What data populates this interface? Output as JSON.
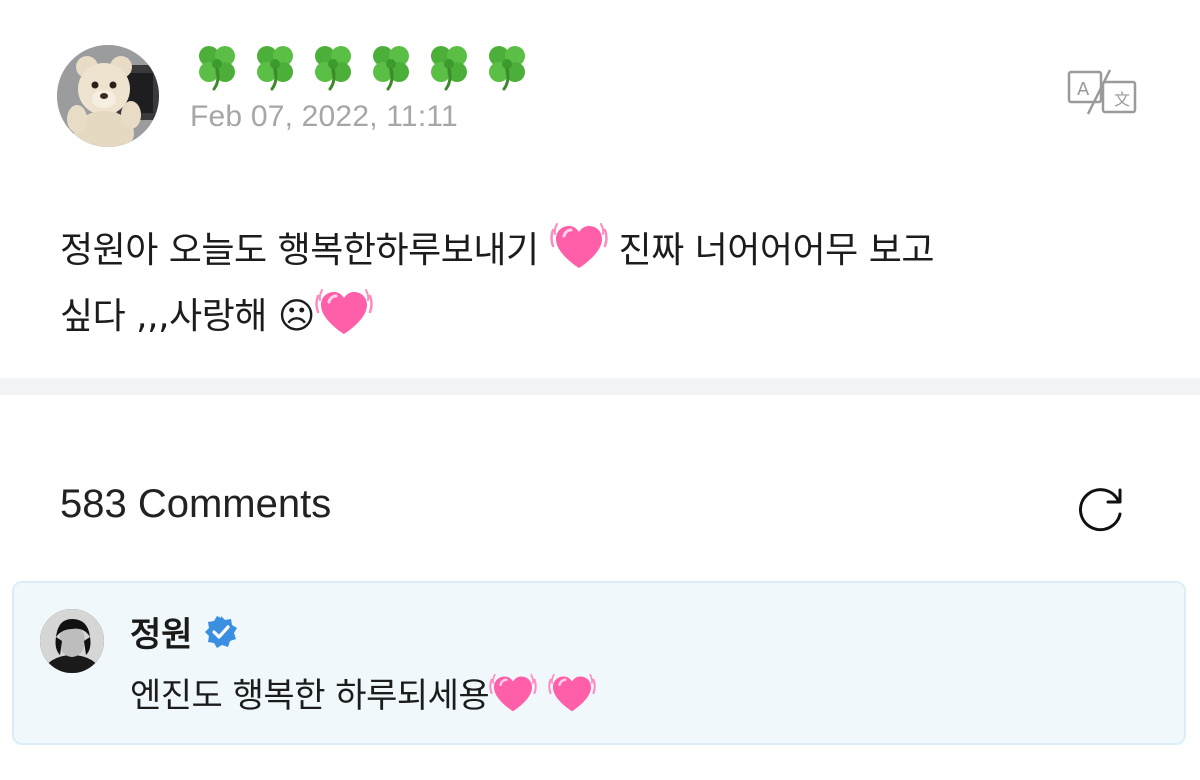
{
  "post": {
    "author": "🍀🍀🍀🍀🍀🍀",
    "date": "Feb 07, 2022, 11:11",
    "body_line1": "정원아 오늘도 행복한하루보내기",
    "body_line1b": "진짜 너어어어무 보고",
    "body_line2": "싶다 ,,,사랑해 ☹",
    "translate_icon": "translate-icon"
  },
  "comments": {
    "count_label": "583 Comments",
    "refresh_icon": "refresh-icon"
  },
  "comment": {
    "author": "정원",
    "verified_icon": "verified-badge-icon",
    "text": "엔진도 행복한 하루되세용"
  },
  "colors": {
    "date": "#a6a6a6",
    "divider": "#f2f3f5",
    "comment_bg": "#f0f8fc",
    "comment_border": "#dbeef7",
    "verified": "#3b8fe0",
    "heart": "#ff5fa8"
  }
}
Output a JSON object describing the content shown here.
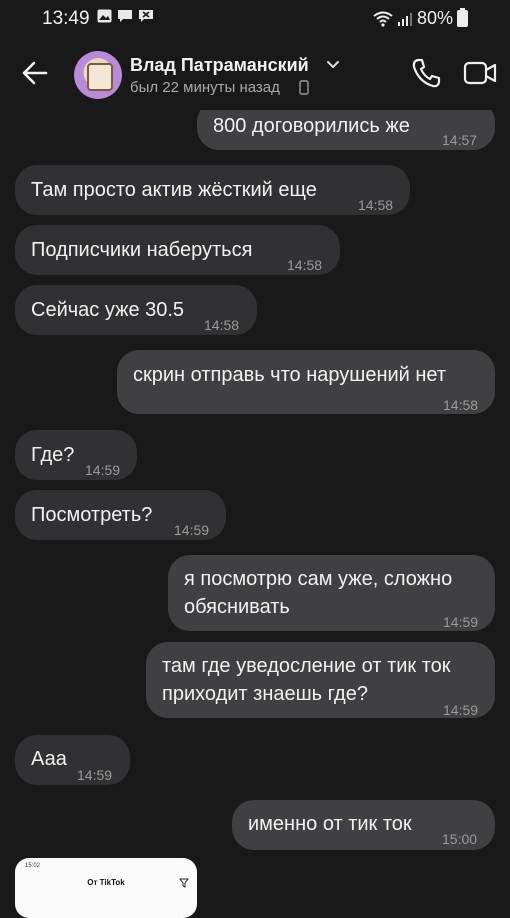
{
  "status_bar": {
    "time": "13:49",
    "battery": "80%",
    "notification_icons": [
      "gallery-icon",
      "message-icon",
      "missed-call-icon"
    ]
  },
  "header": {
    "contact_name": "Влад Патраманский",
    "contact_status": "был 22 минуты назад"
  },
  "messages": [
    {
      "direction": "out",
      "text": "800 договорились же",
      "time": "14:57"
    },
    {
      "direction": "in",
      "text": "Там просто актив жёсткий еще",
      "time": "14:58"
    },
    {
      "direction": "in",
      "text": "Подписчики наберуться",
      "time": "14:58"
    },
    {
      "direction": "in",
      "text": "Сейчас уже 30.5",
      "time": "14:58"
    },
    {
      "direction": "out",
      "text": "скрин отправь что нарушений нет",
      "time": "14:58"
    },
    {
      "direction": "in",
      "text": "Где?",
      "time": "14:59"
    },
    {
      "direction": "in",
      "text": "Посмотреть?",
      "time": "14:59"
    },
    {
      "direction": "out",
      "lines": [
        "я посмотрю сам уже, сложно",
        "обяснивать"
      ],
      "time": "14:59"
    },
    {
      "direction": "out",
      "lines": [
        "там где уведосление от тик ток",
        "приходит знаешь где?"
      ],
      "time": "14:59"
    },
    {
      "direction": "in",
      "text": "Ааа",
      "time": "14:59"
    },
    {
      "direction": "out",
      "text": "именно от тик ток",
      "time": "15:00"
    }
  ],
  "preview": {
    "status_time": "15:02",
    "title": "От TikTok"
  }
}
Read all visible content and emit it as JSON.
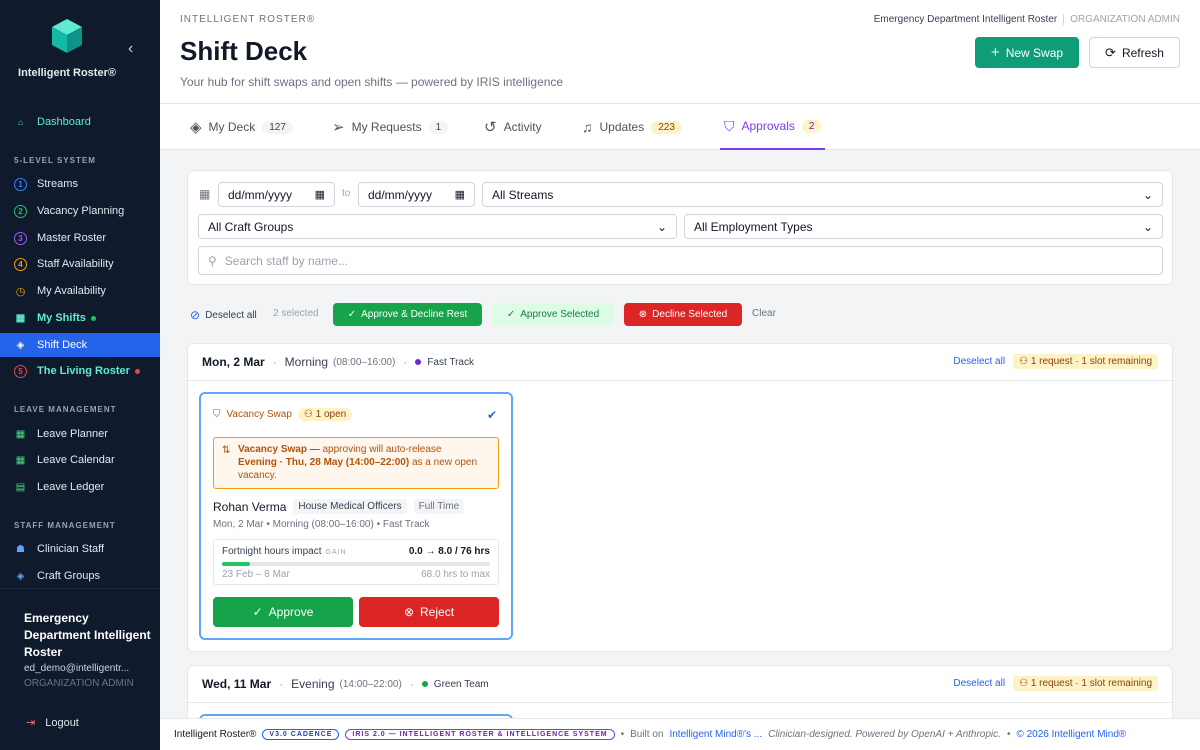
{
  "sidebar": {
    "brand": "Intelligent Roster®",
    "collapse_icon": "chevron-left-icon",
    "dashboard": "Dashboard",
    "section_levels": "5-LEVEL SYSTEM",
    "levels": [
      {
        "num": "1",
        "label": "Streams",
        "color": "#3b82f6"
      },
      {
        "num": "2",
        "label": "Vacancy Planning",
        "color": "#22c55e"
      },
      {
        "num": "3",
        "label": "Master Roster",
        "color": "#a855f7"
      },
      {
        "num": "4",
        "label": "Staff Availability",
        "color": "#f59e0b"
      }
    ],
    "my_availability": "My Availability",
    "my_shifts": "My Shifts",
    "shift_deck": "Shift Deck",
    "living_roster": "The Living Roster",
    "living_num": "5",
    "section_leave": "LEAVE MANAGEMENT",
    "leave_items": [
      "Leave Planner",
      "Leave Calendar",
      "Leave Ledger"
    ],
    "section_staff": "STAFF MANAGEMENT",
    "staff_items": [
      "Clinician Staff",
      "Craft Groups"
    ],
    "user": {
      "name": "Emergency Department Intelligent Roster",
      "email": "ed_demo@intelligentr...",
      "role": "ORGANIZATION ADMIN"
    },
    "logout": "Logout"
  },
  "header": {
    "small_brand": "INTELLIGENT ROSTER®",
    "title": "Shift Deck",
    "subtitle": "Your hub for shift swaps and open shifts — powered by IRIS intelligence",
    "org_name": "Emergency Department Intelligent Roster",
    "org_role": "ORGANIZATION ADMIN",
    "new_swap": "New Swap",
    "refresh": "Refresh"
  },
  "tabs": [
    {
      "label": "My Deck",
      "badge": "127"
    },
    {
      "label": "My Requests",
      "badge": "1"
    },
    {
      "label": "Activity",
      "badge": ""
    },
    {
      "label": "Updates",
      "badge": "223"
    },
    {
      "label": "Approvals",
      "badge": "2"
    }
  ],
  "filters": {
    "date_from": "dd/mm/yyyy",
    "to": "to",
    "date_to": "dd/mm/yyyy",
    "stream": "All Streams",
    "craft": "All Craft Groups",
    "employment": "All Employment Types",
    "search_placeholder": "Search staff by name..."
  },
  "actions": {
    "deselect_all": "Deselect all",
    "selected": "2 selected",
    "approve_decline": "Approve & Decline Rest",
    "approve_selected": "Approve Selected",
    "decline_selected": "Decline Selected",
    "clear": "Clear"
  },
  "groups": [
    {
      "date": "Mon, 2 Mar",
      "shift": "Morning",
      "time": "(08:00–16:00)",
      "team": "Fast Track",
      "team_color": "#6d28d9",
      "deselect": "Deselect all",
      "request": "1 request · 1 slot remaining",
      "card": {
        "type": "Vacancy Swap",
        "open": "1 open",
        "note_bold": "Vacancy Swap —",
        "note_rest": " approving will auto-release",
        "note_bold2": "Evening · Thu, 28 May (14:00–22:00)",
        "note_rest2": " as a new open vacancy.",
        "name": "Rohan Verma",
        "craft": "House Medical Officers",
        "employment": "Full Time",
        "meta": "Mon, 2 Mar • Morning (08:00–16:00) • Fast Track",
        "impact_label": "Fortnight hours impact",
        "impact_tag": "GAIN",
        "impact_value": "0.0 → 8.0 / 76 hrs",
        "impact_fraction": 0.105,
        "period": "23 Feb – 8 Mar",
        "to_max": "68.0 hrs to max",
        "approve": "Approve",
        "reject": "Reject"
      }
    },
    {
      "date": "Wed, 11 Mar",
      "shift": "Evening",
      "time": "(14:00–22:00)",
      "team": "Green Team",
      "team_color": "#16a34a",
      "deselect": "Deselect all",
      "request": "1 request · 1 slot remaining"
    }
  ],
  "footer": {
    "brand": "Intelligent Roster®",
    "pill1": "V3.0 CADENCE",
    "pill2": "IRIS 2.0 — INTELLIGENT ROSTER & INTELLIGENCE SYSTEM",
    "built_on": "Built on",
    "mind": "Intelligent Mind®'s ...",
    "designed": "Clinician-designed. Powered by OpenAI + Anthropic.",
    "copyright": "© 2026 Intelligent Mind®"
  }
}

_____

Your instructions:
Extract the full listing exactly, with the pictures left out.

Answer below:
What data populates this interface? Output as JSON.
{
  "post": {
    "author": "🍀🍀🍀🍀🍀🍀",
    "date": "Feb 07, 2022, 11:11",
    "body_line1": "정원아 오늘도 행복한하루보내기",
    "body_line1b": "진짜 너어어어무 보고",
    "body_line2": "싶다 ,,,사랑해 ☹",
    "translate_icon": "translate-icon"
  },
  "comments": {
    "count_label": "583 Comments",
    "refresh_icon": "refresh-icon"
  },
  "comment": {
    "author": "정원",
    "verified_icon": "verified-badge-icon",
    "text": "엔진도 행복한 하루되세용"
  },
  "colors": {
    "date": "#a6a6a6",
    "divider": "#f2f3f5",
    "comment_bg": "#f0f8fc",
    "comment_border": "#dbeef7",
    "verified": "#3b8fe0",
    "heart": "#ff5fa8"
  }
}
Output a JSON object describing the content shown here.
{
  "status_bar": {
    "time": "13:49",
    "battery": "80%",
    "notification_icons": [
      "gallery-icon",
      "message-icon",
      "missed-call-icon"
    ]
  },
  "header": {
    "contact_name": "Влад Патраманский",
    "contact_status": "был 22 минуты назад"
  },
  "messages": [
    {
      "direction": "out",
      "text": "800 договорились же",
      "time": "14:57"
    },
    {
      "direction": "in",
      "text": "Там просто актив жёсткий еще",
      "time": "14:58"
    },
    {
      "direction": "in",
      "text": "Подписчики наберуться",
      "time": "14:58"
    },
    {
      "direction": "in",
      "text": "Сейчас уже 30.5",
      "time": "14:58"
    },
    {
      "direction": "out",
      "text": "скрин отправь что нарушений нет",
      "time": "14:58"
    },
    {
      "direction": "in",
      "text": "Где?",
      "time": "14:59"
    },
    {
      "direction": "in",
      "text": "Посмотреть?",
      "time": "14:59"
    },
    {
      "direction": "out",
      "lines": [
        "я посмотрю сам уже, сложно",
        "обяснивать"
      ],
      "time": "14:59"
    },
    {
      "direction": "out",
      "lines": [
        "там где уведосление от тик ток",
        "приходит знаешь где?"
      ],
      "time": "14:59"
    },
    {
      "direction": "in",
      "text": "Ааа",
      "time": "14:59"
    },
    {
      "direction": "out",
      "text": "именно от тик ток",
      "time": "15:00"
    }
  ],
  "preview": {
    "status_time": "15:02",
    "title": "От TikTok"
  }
}
Read all visible content and emit it as JSON.
{
  "sidebar": {
    "brand": "Intelligent Roster®",
    "collapse_icon": "chevron-left-icon",
    "dashboard": "Dashboard",
    "section_levels": "5-LEVEL SYSTEM",
    "levels": [
      {
        "num": "1",
        "label": "Streams",
        "color": "#3b82f6"
      },
      {
        "num": "2",
        "label": "Vacancy Planning",
        "color": "#22c55e"
      },
      {
        "num": "3",
        "label": "Master Roster",
        "color": "#a855f7"
      },
      {
        "num": "4",
        "label": "Staff Availability",
        "color": "#f59e0b"
      }
    ],
    "my_availability": "My Availability",
    "my_shifts": "My Shifts",
    "shift_deck": "Shift Deck",
    "living_roster": "The Living Roster",
    "living_num": "5",
    "section_leave": "LEAVE MANAGEMENT",
    "leave_items": [
      "Leave Planner",
      "Leave Calendar",
      "Leave Ledger"
    ],
    "section_staff": "STAFF MANAGEMENT",
    "staff_items": [
      "Clinician Staff",
      "Craft Groups"
    ],
    "user": {
      "name": "Emergency Department Intelligent Roster",
      "email": "ed_demo@intelligentr...",
      "role": "ORGANIZATION ADMIN"
    },
    "logout": "Logout"
  },
  "header": {
    "small_brand": "INTELLIGENT ROSTER®",
    "title": "Shift Deck",
    "subtitle": "Your hub for shift swaps and open shifts — powered by IRIS intelligence",
    "org_name": "Emergency Department Intelligent Roster",
    "org_role": "ORGANIZATION ADMIN",
    "new_swap": "New Swap",
    "refresh": "Refresh"
  },
  "tabs": [
    {
      "label": "My Deck",
      "badge": "127"
    },
    {
      "label": "My Requests",
      "badge": "1"
    },
    {
      "label": "Activity",
      "badge": ""
    },
    {
      "label": "Updates",
      "badge": "223"
    },
    {
      "label": "Approvals",
      "badge": "2"
    }
  ],
  "filters": {
    "date_from": "dd/mm/yyyy",
    "to": "to",
    "date_to": "dd/mm/yyyy",
    "stream": "All Streams",
    "craft": "All Craft Groups",
    "employment": "All Employment Types",
    "search_placeholder": "Search staff by name..."
  },
  "actions": {
    "deselect_all": "Deselect all",
    "selected": "2 selected",
    "approve_decline": "Approve & Decline Rest",
    "approve_selected": "Approve Selected",
    "decline_selected": "Decline Selected",
    "clear": "Clear"
  },
  "groups": [
    {
      "date": "Mon, 2 Mar",
      "shift": "Morning",
      "time": "(08:00–16:00)",
      "team": "Fast Track",
      "team_color": "#6d28d9",
      "deselect": "Deselect all",
      "request": "1 request · 1 slot remaining",
      "card": {
        "type": "Vacancy Swap",
        "open": "1 open",
        "note_bold": "Vacancy Swap —",
        "note_rest": " approving will auto-release",
        "note_bold2": "Evening · Thu, 28 May (14:00–22:00)",
        "note_rest2": " as a new open vacancy.",
        "name": "Rohan Verma",
        "craft": "House Medical Officers",
        "employment": "Full Time",
        "meta": "Mon, 2 Mar • Morning (08:00–16:00) • Fast Track",
        "impact_label": "Fortnight hours impact",
        "impact_tag": "GAIN",
        "impact_value": "0.0 → 8.0 / 76 hrs",
        "impact_fraction": 0.105,
        "period": "23 Feb – 8 Mar",
        "to_max": "68.0 hrs to max",
        "approve": "Approve",
        "reject": "Reject"
      }
    },
    {
      "date": "Wed, 11 Mar",
      "shift": "Evening",
      "time": "(14:00–22:00)",
      "team": "Green Team",
      "team_color": "#16a34a",
      "deselect": "Deselect all",
      "request": "1 request · 1 slot remaining"
    }
  ],
  "footer": {
    "brand": "Intelligent Roster®",
    "pill1": "V3.0 CADENCE",
    "pill2": "IRIS 2.0 — INTELLIGENT ROSTER & INTELLIGENCE SYSTEM",
    "built_on": "Built on",
    "mind": "Intelligent Mind®'s ...",
    "designed": "Clinician-designed. Powered by OpenAI + Anthropic.",
    "copyright": "© 2026 Intelligent Mind®"
  }
}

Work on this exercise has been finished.